The name of Ocú means "Cornsilk", because for many years this has been one of their main crops. In Ocú two styles of the traditional pollera skirt are made, the Ocueña (all white, for weddings) and the Montuno (daily use), which is the local costume for women and men. The production of these folkloric elements has been passed down from one generation to the next, thanks to the handiwork of the regional artisans. This region celebrates the National Manito Festival, a quintessential folkloric festival in the Republic of Panama, recognized for being the most authentic and for best showcasing the customs and traditions of Panama and its countryfolk.
That festival is the result of the vision of a group of educators from Ocú, who saw the need to formalize those festivals and fairs that have been held in Ocú by their ancestors, ever since the era when Panama was still part of Colombia. This important festival was first celebrated in August of 1967 (when those festivities that have been celebrated since the beginning of the Republic of Panama were first named).
The district of Ocú is located in the province of Herrera, 243 kilometers from Panama City, a trip of 3 hours and 10 minutes.

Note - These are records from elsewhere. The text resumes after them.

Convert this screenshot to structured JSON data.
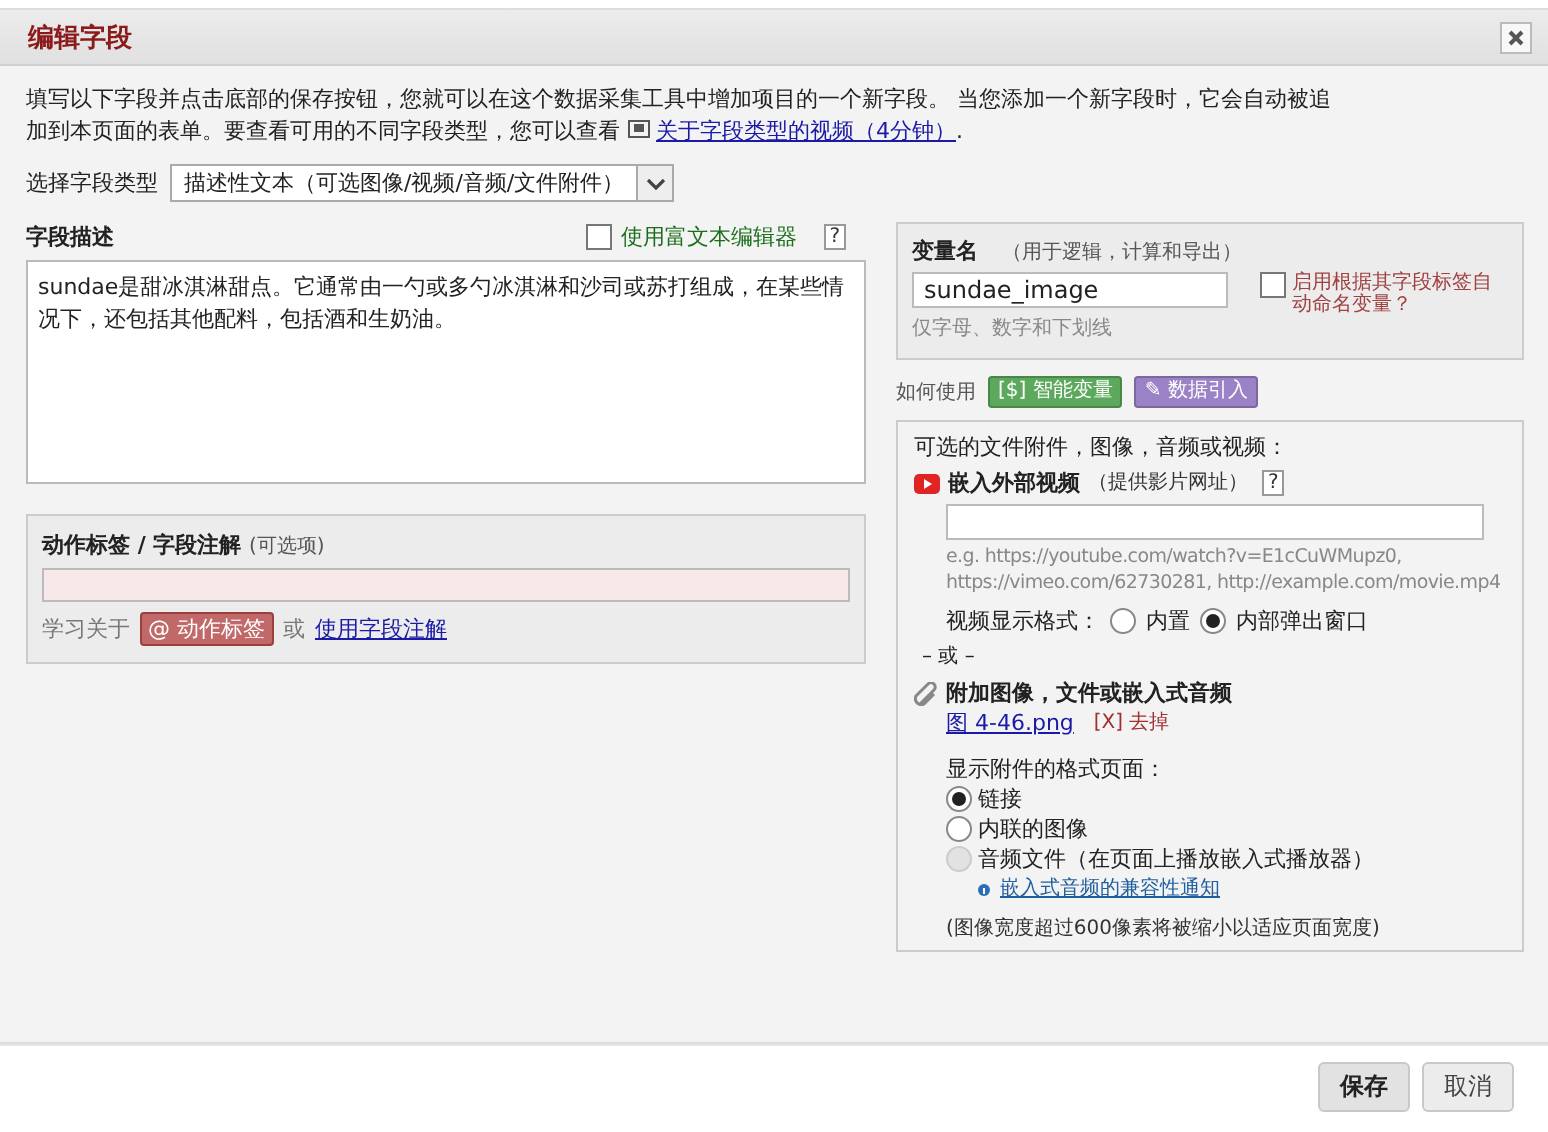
{
  "window": {
    "title": "编辑字段"
  },
  "intro": {
    "text": "填写以下字段并点击底部的保存按钮，您就可以在这个数据采集工具中增加项目的一个新字段。 当您添加一个新字段时，它会自动被追加到本页面的表单。要查看可用的不同字段类型，您可以查看",
    "link": "关于字段类型的视频（4分钟）",
    "after": "."
  },
  "field_type": {
    "label": "选择字段类型",
    "value": "描述性文本（可选图像/视频/音频/文件附件）"
  },
  "description": {
    "label": "字段描述",
    "rich_text": {
      "label": "使用富文本编辑器",
      "checked": false
    },
    "help": "?",
    "value": "sundae是甜冰淇淋甜点。它通常由一勺或多勺冰淇淋和沙司或苏打组成，在某些情况下，还包括其他配料，包括酒和生奶油。"
  },
  "action_tags": {
    "label": "动作标签 / 字段注解",
    "optional": "(可选项)",
    "learn": "学习关于",
    "tag_button": "@ 动作标签",
    "or": "或",
    "link": "使用字段注解"
  },
  "variable": {
    "label": "变量名",
    "hint": "（用于逻辑，计算和导出）",
    "value": "sundae_image",
    "note": "仅字母、数字和下划线",
    "auto_name": {
      "label": "启用根据其字段标签自动命名变量？",
      "checked": false
    }
  },
  "how_to": {
    "label": "如何使用",
    "buttons": [
      {
        "label": "智能变量",
        "mark": "[$]",
        "color": "#5ca85c"
      },
      {
        "label": "数据引入",
        "mark": "✎",
        "color": "#9b82c6"
      }
    ]
  },
  "attachments": {
    "heading": "可选的文件附件，图像，音频或视频：",
    "video": {
      "label": "嵌入外部视频",
      "hint": "（提供影片网址）",
      "help": "?",
      "example": "e.g. https://youtube.com/watch?v=E1cCuWMupz0, https://vimeo.com/62730281, http://example.com/movie.mp4",
      "display_label": "视频显示格式：",
      "options": [
        {
          "label": "内置",
          "selected": false
        },
        {
          "label": "内部弹出窗口",
          "selected": true
        }
      ]
    },
    "or": "– 或 –",
    "attach": {
      "label": "附加图像，文件或嵌入式音频",
      "file": "图 4-46.png",
      "remove_mark": "[X]",
      "remove": "去掉",
      "display_label": "显示附件的格式页面：",
      "options": [
        {
          "label": "链接",
          "selected": true,
          "disabled": false
        },
        {
          "label": "内联的图像",
          "selected": false,
          "disabled": false
        },
        {
          "label": "音频文件（在页面上播放嵌入式播放器）",
          "selected": false,
          "disabled": true
        }
      ],
      "notice": "嵌入式音频的兼容性通知",
      "note": "(图像宽度超过600像素将被缩小以适应页面宽度)"
    }
  },
  "buttons": [
    {
      "label": "保存",
      "kind": "primary"
    },
    {
      "label": "取消",
      "kind": "secondary"
    }
  ]
}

How to arrive?
Bus: From the Grand Station in Panama City you can board a bus that follows the Panama- Chitré route. In Chitré, transfer to a bus to Ocú, taking around 30 to 45 minutes.
Plane: If you wish, you may take a flight from the Marcos Gelabert airport in Panama City to the city of Chitré, where you can board a bus headed to the town of Ocú.
Car: If you wish to make the trip in your own car, take the Interamerican Highway. Once you pass the checkpoint at Divisa, it will take you 10 to 12 minutes to reach the town known for Manito.
What to bring?
Visit the different corn fields